Extremely low error rates being desired in ECC, FPGA is used to prototype polar decoders to catch rare-case errors for analysis. The FPGA platform achieves significant speedup in large-scale emulations.
The frozen set selection determines the error-correcting performance. A simulation-based selection method is developed to rank the bit reliability. The resulting construction is channel adaptive and exhibits significant coding gain. To further improve the coding, the error mechanisms are studied. CRC concatenation detects errors, and post-processing algorithms targeting at distinct error symptoms mitigate the vast majority of them.

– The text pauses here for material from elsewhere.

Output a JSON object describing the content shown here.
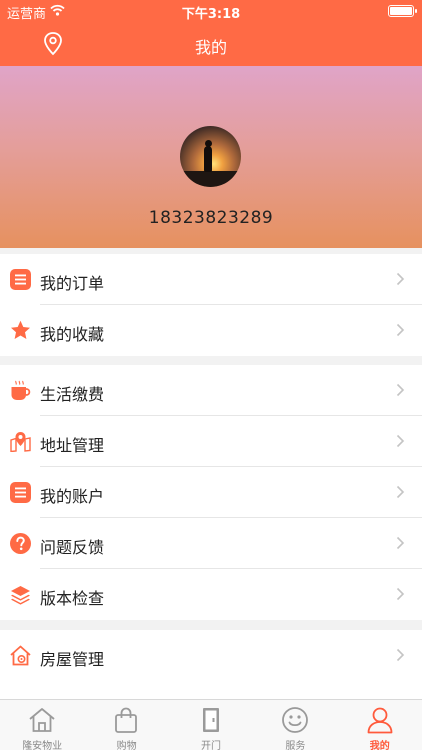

The regularity of the belief-propagation decoder structure enables many architecture choices, where area, energy, power, throughput and latency can be traded off to reach the optimal design points for practical use cases. For dynamic wireless channels, multiple codes of different lengths and rates are needed to fit varying conditions. A length- and rate-configurable polar decoder ASIC is demonstrated as a universal decoder.